In a way, Ms Wrong was lucky. When the apprehensive Githongo walked into her flat, so did the book. She was friends with him, she discloses early on in the book. She knew Nairobi and Kenya more intimately than perhaps any other country on the continent.
The book is two things. First, an invaluable insight into the ways in which corruption is done. Second, just as important, it is a portrait of Githongo as a symbol of the vulnerability of idealism, as a symbol of the moral strength; also a sobering disclosure of how brittle courage can be.
The blurb on the back of the book asking, “What is it about African society that makes corruption so hard to eradicate…” misses the point by asking an outsider’s execrable question — conflating “African society” with the state is silly, and perhaps whoever wrote the blurb should tell us about the Western Credit Crunch.
Told in 17 chapters, the book draws from the widest possible contexts to tell that tale. Ms Wrong has imbibed Kenya — ethnicity, class, youth, land and history woven together to give several perspectives into her subject.
She knows a good story and has the language to tell; it starts at breakneck speed, which reassuringly slows to become to become analytic, fulfilling and, finally, sobering.
It is telling that she starts with the image of Githongo fitfully concealing his legendary taping of conversations and ends with an epilogue on the life and death of another whistle-blower, David Munyakei. She gets very close to her subject.
Githongo is here turned inside out for our scrutiny. Was it naivety or idealism that drove him? Was he appointed PS because the Wazee thought him ethnically safe? Could the pull of tribe and class have been even more powerful than John suspected? What was crossing his mind as more and more meetings at State House were conducted in Gikuyu?
We know he was alarmed because he warned (from today this sounds prophetic) that this will “fix us”.

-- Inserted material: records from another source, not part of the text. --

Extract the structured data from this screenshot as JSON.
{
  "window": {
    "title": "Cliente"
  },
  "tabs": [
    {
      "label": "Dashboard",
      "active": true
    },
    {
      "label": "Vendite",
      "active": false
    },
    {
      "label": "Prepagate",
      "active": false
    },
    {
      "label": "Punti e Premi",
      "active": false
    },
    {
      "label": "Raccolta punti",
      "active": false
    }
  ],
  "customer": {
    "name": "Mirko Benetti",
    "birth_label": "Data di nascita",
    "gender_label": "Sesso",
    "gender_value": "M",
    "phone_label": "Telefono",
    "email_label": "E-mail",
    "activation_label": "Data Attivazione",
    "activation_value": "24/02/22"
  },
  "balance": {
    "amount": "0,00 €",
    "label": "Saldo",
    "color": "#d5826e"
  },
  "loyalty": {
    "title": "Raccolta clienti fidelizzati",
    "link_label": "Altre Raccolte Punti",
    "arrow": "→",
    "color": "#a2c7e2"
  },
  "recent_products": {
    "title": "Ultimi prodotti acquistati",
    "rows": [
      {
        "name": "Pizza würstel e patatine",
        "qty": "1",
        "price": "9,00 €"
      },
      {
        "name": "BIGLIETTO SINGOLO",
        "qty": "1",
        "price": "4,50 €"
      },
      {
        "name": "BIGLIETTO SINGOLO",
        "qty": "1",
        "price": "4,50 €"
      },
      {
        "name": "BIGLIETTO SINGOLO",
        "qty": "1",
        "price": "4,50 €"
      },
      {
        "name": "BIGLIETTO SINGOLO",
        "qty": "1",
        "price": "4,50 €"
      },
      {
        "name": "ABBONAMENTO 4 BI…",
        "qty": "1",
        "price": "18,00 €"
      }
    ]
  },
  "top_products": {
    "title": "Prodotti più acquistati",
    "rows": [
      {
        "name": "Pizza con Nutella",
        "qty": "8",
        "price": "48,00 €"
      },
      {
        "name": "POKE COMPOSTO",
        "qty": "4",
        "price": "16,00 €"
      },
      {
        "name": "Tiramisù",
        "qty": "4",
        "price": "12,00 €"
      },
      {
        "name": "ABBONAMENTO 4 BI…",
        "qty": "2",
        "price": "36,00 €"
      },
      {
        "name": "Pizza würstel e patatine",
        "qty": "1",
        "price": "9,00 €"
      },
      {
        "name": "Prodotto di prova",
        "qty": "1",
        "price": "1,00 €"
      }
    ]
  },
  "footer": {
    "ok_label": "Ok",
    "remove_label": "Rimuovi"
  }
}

To the first question, there is much in the book itself to suggest that Githongo was perhaps more idealist than realist. To the second, there are suggestions that his class and background may have played a role for he repeatedly excused his acceptance of the PS’s job with the statement that the “old men” made him do it.
Was he unable to resist the pull of power? He worked a few metres from the President’s office and several times talked to him right in his bedroom. So, in a manner of speaking, there was no distance between him and the President. As these things go, people anxious to get to the President found they could beat the bureaucracy by passing information through Githongo.

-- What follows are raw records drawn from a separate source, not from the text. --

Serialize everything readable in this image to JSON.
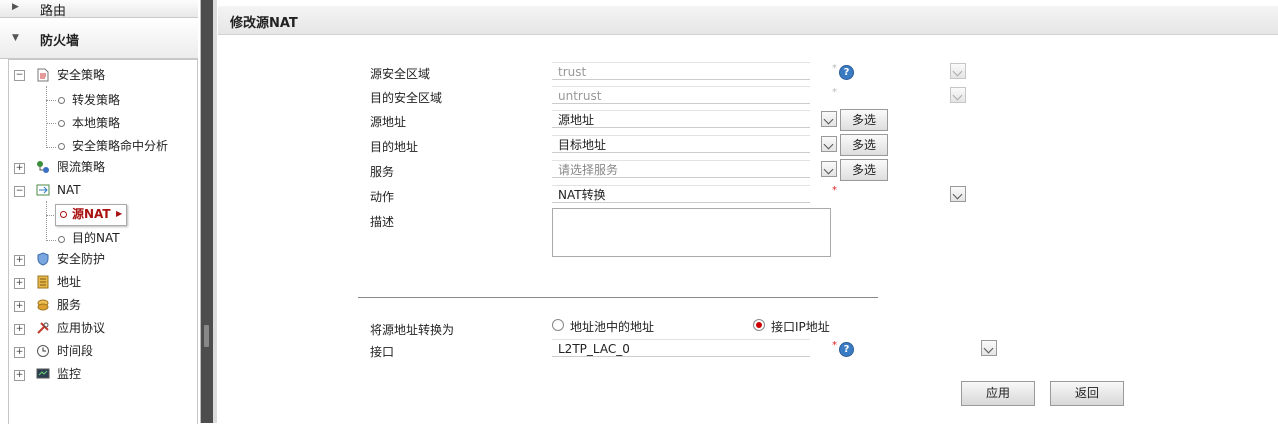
{
  "nav": {
    "routing_label": "路由",
    "firewall_label": "防火墙",
    "tree": {
      "security_policy": "安全策略",
      "forward_policy": "转发策略",
      "local_policy": "本地策略",
      "policy_hit_analysis": "安全策略命中分析",
      "traffic_policy": "限流策略",
      "nat": "NAT",
      "source_nat": "源NAT",
      "dest_nat": "目的NAT",
      "security_protection": "安全防护",
      "address": "地址",
      "service": "服务",
      "app_protocol": "应用协议",
      "time_range": "时间段",
      "monitor": "监控"
    }
  },
  "panel": {
    "title": "修改源NAT"
  },
  "form": {
    "src_zone": {
      "label": "源安全区域",
      "value": "trust"
    },
    "dst_zone": {
      "label": "目的安全区域",
      "value": "untrust"
    },
    "src_addr": {
      "label": "源地址",
      "value": "源地址"
    },
    "dst_addr": {
      "label": "目的地址",
      "value": "目标地址"
    },
    "service": {
      "label": "服务",
      "placeholder": "请选择服务"
    },
    "action": {
      "label": "动作",
      "value": "NAT转换"
    },
    "description": {
      "label": "描述",
      "value": ""
    },
    "multi_select_label": "多选",
    "required_mark": "*",
    "help_mark": "?",
    "translate_to": {
      "label": "将源地址转换为",
      "options": [
        "地址池中的地址",
        "接口IP地址"
      ],
      "selected": "接口IP地址"
    },
    "interface": {
      "label": "接口",
      "value": "L2TP_LAC_0"
    }
  },
  "buttons": {
    "apply": "应用",
    "back": "返回"
  },
  "colors": {
    "required": "#dd2222",
    "selected_text": "#aa1111",
    "help_icon": "#3a7cc4",
    "splitter": "#4d4d4d"
  }
}
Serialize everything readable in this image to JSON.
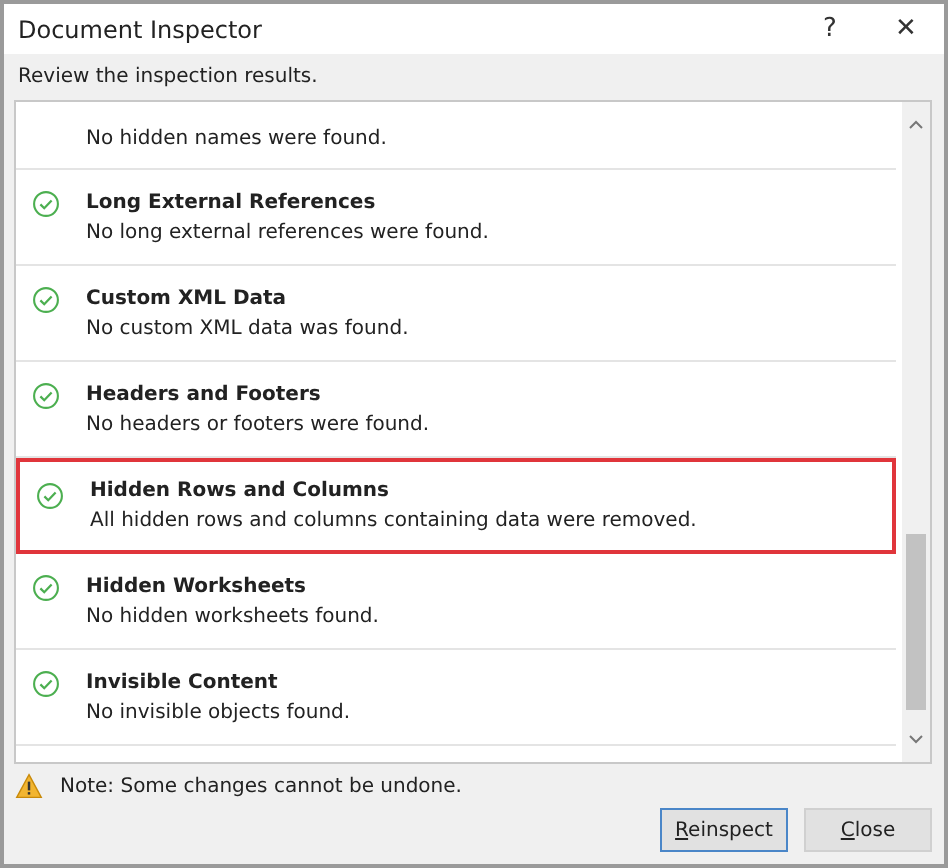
{
  "window": {
    "title": "Document Inspector",
    "help": "?",
    "close": "✕"
  },
  "instruction": "Review the inspection results.",
  "results": [
    {
      "description": "No hidden names were found.",
      "highlighted": false
    },
    {
      "title": "Long External References",
      "description": "No long external references were found.",
      "highlighted": false
    },
    {
      "title": "Custom XML Data",
      "description": "No custom XML data was found.",
      "highlighted": false
    },
    {
      "title": "Headers and Footers",
      "description": "No headers or footers were found.",
      "highlighted": false
    },
    {
      "title": "Hidden Rows and Columns",
      "description": "All hidden rows and columns containing data were removed.",
      "highlighted": true
    },
    {
      "title": "Hidden Worksheets",
      "description": "No hidden worksheets found.",
      "highlighted": false
    },
    {
      "title": "Invisible Content",
      "description": "No invisible objects found.",
      "highlighted": false
    }
  ],
  "note": "Note: Some changes cannot be undone.",
  "buttons": [
    {
      "label": "Reinspect",
      "default": true
    },
    {
      "label": "Close",
      "default": false
    }
  ]
}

We are given Githongo the charmer – to whom “thrusting Kenyan yuppies”, “world weary Asian lawyers”, “doddery white leftovers”, “impassioned activists”, even “lowly taxi drivers” were drawn. But she also writes, “Like a woman of astounding beauty, John was always more loved and desired than he could ever love in return.”
For the reader, Githongo rises up as a King Lear of sorts. To power, he may have fatally thought he was close. But President Kibaki was the older man, experience his edge over the younger man.
Had Mr Kibaki not watched these same idealists rise and disintegrate right from the 1960s, when Githongo was only a toddler? Was he really able to read this circumspect veteran who gave tacit approvals and at times only laughed and never gave an opinion or was he too star-struck to do so?
It is hence telling when Ms Wrong writes that Githongo was a man “who did not recognise the gulf in perspective between himself and the president”. This is also an enigmatic statement – at least as this story is not yet finished – that will unravel in time, for while we have Githongo’s “perspective”, we cannot with certainty say what the president’s was at the time.
This book is a live wire. The principal actors in it are still alive, and holding office. As such, It’s Our Turn to Eat is one of those books that influence the very flow of events they write about.
It will be illuminating for non-Kenyans. But it is an unforgiving, disturbing expose that will lacerate its Kenyan audience.